A begonia is among the most preferred of household flowering plants. It has an exotic flower bloom that adds to the aesthetic appeal of the garden. Most gardeners prefer the tuberous begonia variety, as they are the easiest to maintain and need little care.
Of course, all varieties need basic care, such as a well-shaded location to grow, easy-to-drain soil, and protection from harsh winds. In terms of nutrition, most have to be fed plant food every two weeks. However, there is one demanding feature of growing the tuberous variety: they need constant deadheading.
Step 1 - Understand Deadheading
Deadheading is the process of removing worn-off, aged flowers and foliage from the plant. It will help the flower bloom faster, producing a thicker, all-season foliage. It also helps prevent the development of seed pods that can hamper the plant vigor.
As a general practice, old flowers, male or female, are constantly deadheaded to rid the plant of dead or decaying pieces. The fewer decaying flowers attached to the main plant, the lesser the chances of the plant being infected with fungal diseases.
To deadhead your tuberous begonias, pinch the faded bloom from the stem with your thumb and fingers, squeezing the stem just behind the bloom.
Inspect your plant daily and remove blooms that have begun to fade. Signs of fading include faded color, brown spots, and shriveled, or withered, appearance.
There is no specific time for deadheading the begonia. You should start as soon as some of the new shoots start to show and you can clearly see three nodes on each plant stem. Nodes are the small joint-like structures in the stem where the leaves seem stuck to the stem.
Step 2 - Disbud Begonias
Disbudding sounds a lot like deadheading, but it is actually a different practice. While deadheading is removing a spent flower, disbudding concerns removing a not yet bloomed bud.
Why would you want to remove a healthy flower bud? Well, because tuberous begonias grow their flowers in clumps of three, two females and one male. The female flowers will be small, probably with only four petals, growing on either side of the male. The male flower will be large and vibrant, perhaps with multiple ruffled rows of petals. So, before they bloom, gently pluck off the two smaller female buds.
By doing so, the plant will put all its energy into the full male bloom, which will be much more vibrant and beautiful as a result.
Step 3 - Pinch Begonias
Pinching is the process of carefully removing the growing tips of the begonia plant.
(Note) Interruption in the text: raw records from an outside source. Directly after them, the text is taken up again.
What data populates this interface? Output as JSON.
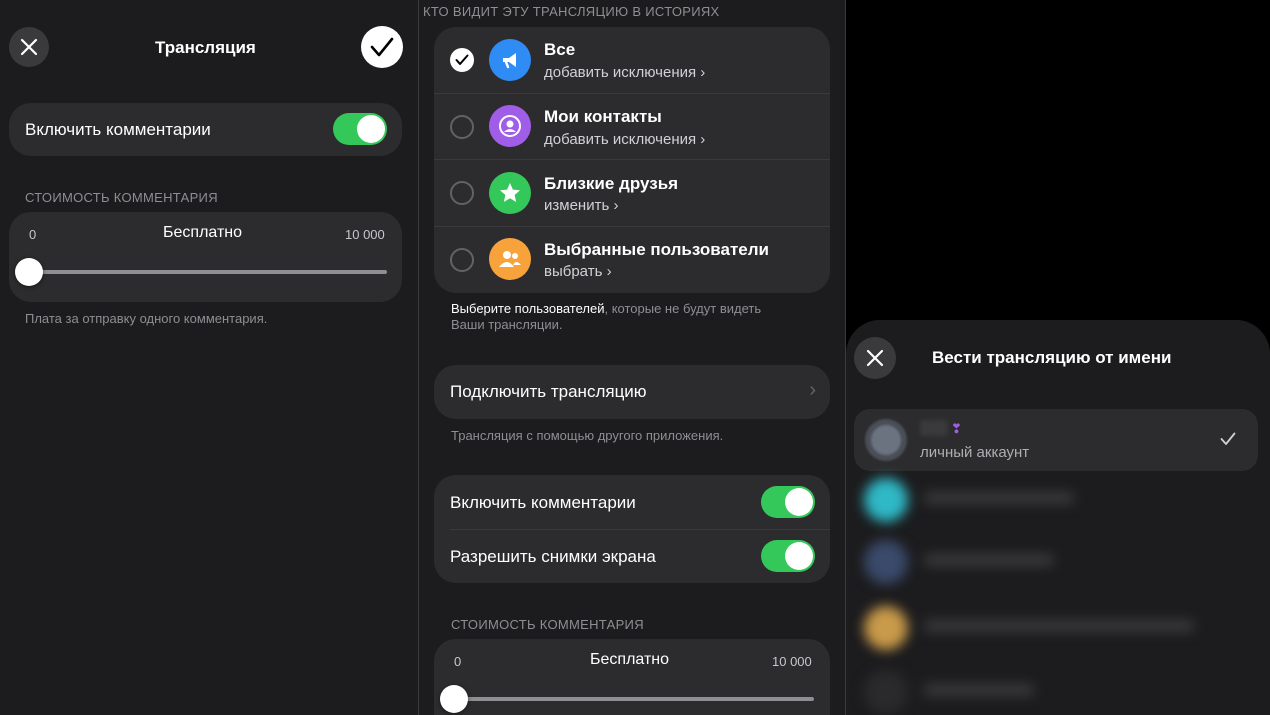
{
  "panel1": {
    "title": "Трансляция",
    "close_icon": "close-icon",
    "confirm_icon": "checkmark-icon",
    "toggle_label": "Включить комментарии",
    "toggle_on": true,
    "price_section_label": "СТОИМОСТЬ КОММЕНТАРИЯ",
    "slider_min": "0",
    "slider_value": "Бесплатно",
    "slider_max": "10 000",
    "slider_level": 0,
    "hint": "Плата за отправку одного комментария."
  },
  "panel2": {
    "section_label": "КТО ВИДИТ ЭТУ ТРАНСЛЯЦИЮ В ИСТОРИЯХ",
    "options": [
      {
        "title": "Все",
        "subtitle": "добавить исключения",
        "selected": true,
        "icon": "megaphone-icon",
        "color": "#2f8cf5"
      },
      {
        "title": "Мои контакты",
        "subtitle": "добавить исключения",
        "selected": false,
        "icon": "person-icon",
        "color": "#a05ee8"
      },
      {
        "title": "Близкие друзья",
        "subtitle": "изменить",
        "selected": false,
        "icon": "star-icon",
        "color": "#34c759"
      },
      {
        "title": "Выбранные пользователи",
        "subtitle": "выбрать",
        "selected": false,
        "icon": "group-icon",
        "color": "#f7a23b"
      }
    ],
    "hint_bold": "Выберите пользователей",
    "hint_rest": ", которые не будут видеть",
    "hint_line2": "Ваши трансляции.",
    "connect_label": "Подключить трансляцию",
    "connect_hint": "Трансляция с помощью другого приложения.",
    "toggle1_label": "Включить комментарии",
    "toggle2_label": "Разрешить снимки экрана",
    "price_section_label": "СТОИМОСТЬ КОММЕНТАРИЯ",
    "slider_min": "0",
    "slider_value": "Бесплатно",
    "slider_max": "10 000",
    "slider_level": 0
  },
  "panel3": {
    "title": "Вести трансляцию от имени",
    "close_icon": "close-icon",
    "account_subtitle": "личный аккаунт",
    "check_icon": "checkmark-icon"
  }
}
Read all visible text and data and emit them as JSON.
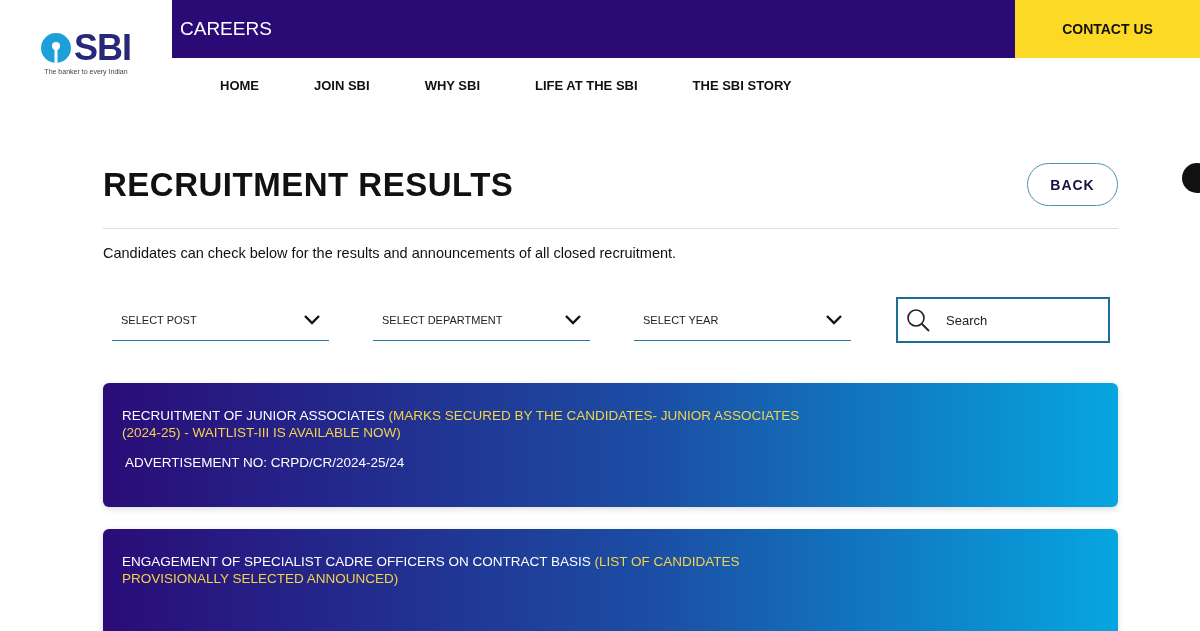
{
  "logo": {
    "name": "SBI",
    "tagline": "The banker to every Indian"
  },
  "header": {
    "title": "CAREERS",
    "contact": "CONTACT US"
  },
  "nav": [
    {
      "label": "HOME"
    },
    {
      "label": "JOIN SBI"
    },
    {
      "label": "WHY SBI"
    },
    {
      "label": "LIFE AT THE SBI"
    },
    {
      "label": "THE SBI STORY"
    }
  ],
  "page": {
    "title": "RECRUITMENT RESULTS",
    "back": "BACK",
    "intro": "Candidates can check below for the results and announcements of all closed recruitment."
  },
  "filters": [
    {
      "label": "SELECT POST"
    },
    {
      "label": "SELECT DEPARTMENT"
    },
    {
      "label": "SELECT YEAR"
    }
  ],
  "search": {
    "placeholder": "Search"
  },
  "results": [
    {
      "title": "RECRUITMENT OF JUNIOR ASSOCIATES",
      "status": "(MARKS SECURED BY THE CANDIDATES- JUNIOR ASSOCIATES (2024-25) - WAITLIST-III IS AVAILABLE NOW)",
      "advertisement": "ADVERTISEMENT NO: CRPD/CR/2024-25/24"
    },
    {
      "title": "ENGAGEMENT OF SPECIALIST CADRE OFFICERS ON CONTRACT BASIS",
      "status": "(LIST OF CANDIDATES PROVISIONALLY SELECTED ANNOUNCED)"
    }
  ]
}
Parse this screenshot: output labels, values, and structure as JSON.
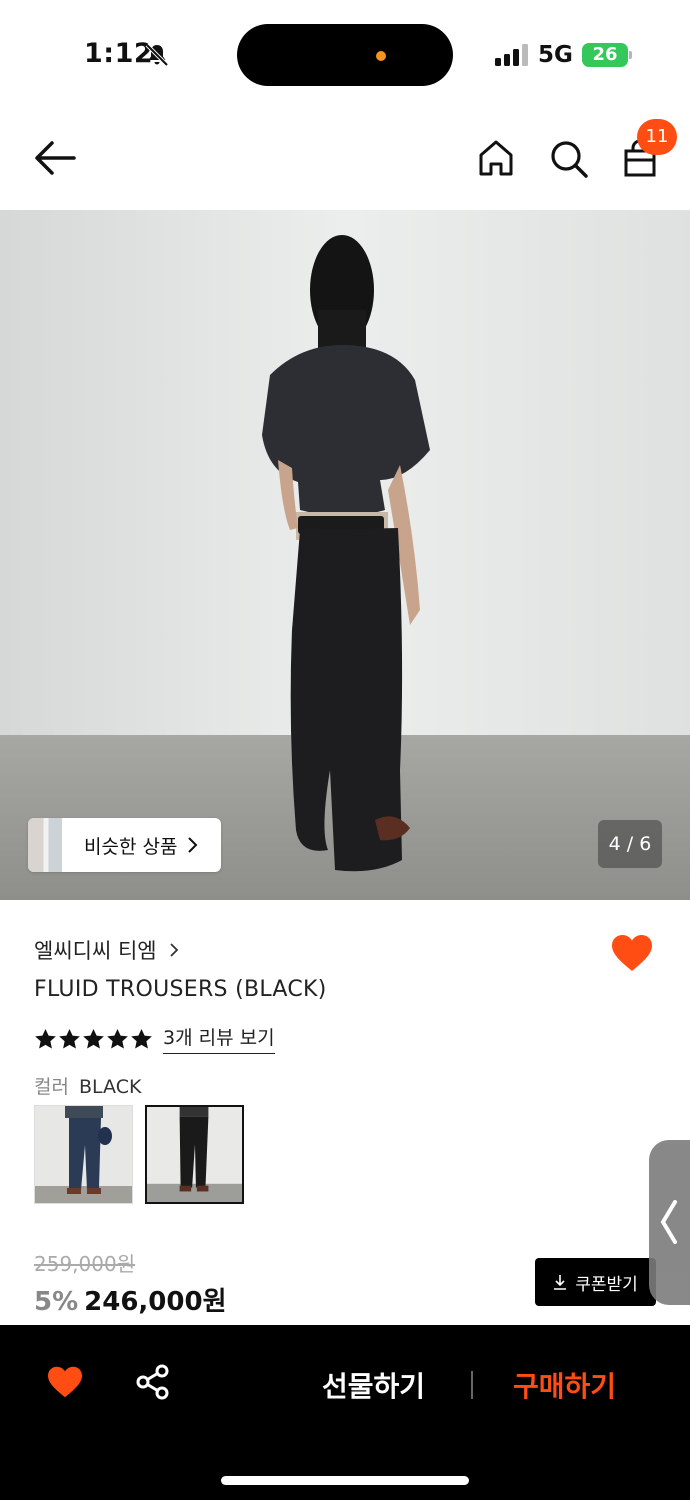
{
  "status_bar": {
    "time": "1:12",
    "network": "5G",
    "battery": "26"
  },
  "header": {
    "cart_count": "11",
    "icons": [
      "back-arrow-icon",
      "home-icon",
      "search-icon",
      "shopping-bag-icon"
    ]
  },
  "gallery": {
    "similar_label": "비슷한 상품",
    "counter": "4 / 6"
  },
  "product": {
    "brand": "엘씨디씨 티엠",
    "title": "FLUID TROUSERS (BLACK)",
    "rating_stars": 5,
    "review_link": "3개 리뷰 보기",
    "color_label": "컬러",
    "color_value": "BLACK",
    "original_price": "259,000원",
    "discount": "5%",
    "price": "246,000원",
    "coupon_label": "쿠폰받기"
  },
  "bottom_bar": {
    "gift_label": "선물하기",
    "buy_label": "구매하기"
  },
  "colors": {
    "accent": "#ff4d14",
    "bottom_bar_bg": "#000000",
    "wishlist_heart": "#ff4d14"
  }
}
This forces the plant to grow more side shoots and stimulates growth of more branches. Pinching is a technique best used for small to medium-sized begonias, especially those grown in a basket. Large thick begonias with large flowers may not benefit from pinching, and may develop ugly scarring.
Pinching does slowdown blooming, but this is a temporary effect. Eventually, it will lead to denser blooming.
Each tip of the stem has to be patiently pinched-off. Firmly grab the growing tip between your forefinger and your thumb. Your grasp should be just below the new leaf bud. Using your fingernails, pinch the stem in one quick movement, i.e. breaking-off the stem.
You should carefully pick-out the smaller begonia blooms for pinching, as they are close to the larger blooms that shouldn't be harmed.
Note: The growing tip is the plant’s unopened bud at the very tip of each stem. It is where the new leaf is supposed to emerge. It should be completely removed, or malformed leaves will develop.
Step 4 - Pluck Begonias
Now that you have pinched the stems, you might want to make the deadheading more effective, i.e. complete it with a bit of plucking.
Choose some of the pinched stems for plucking. (Remember, not all the stems have to be plucked. Approximately two out of five begonia stems should be plucked.) Follow the chosen stems, right to their base. Pluck or snap off these stems with a firm downward movement.
You should try not to use pruners or shears for this, as they can damage the surrounding branches.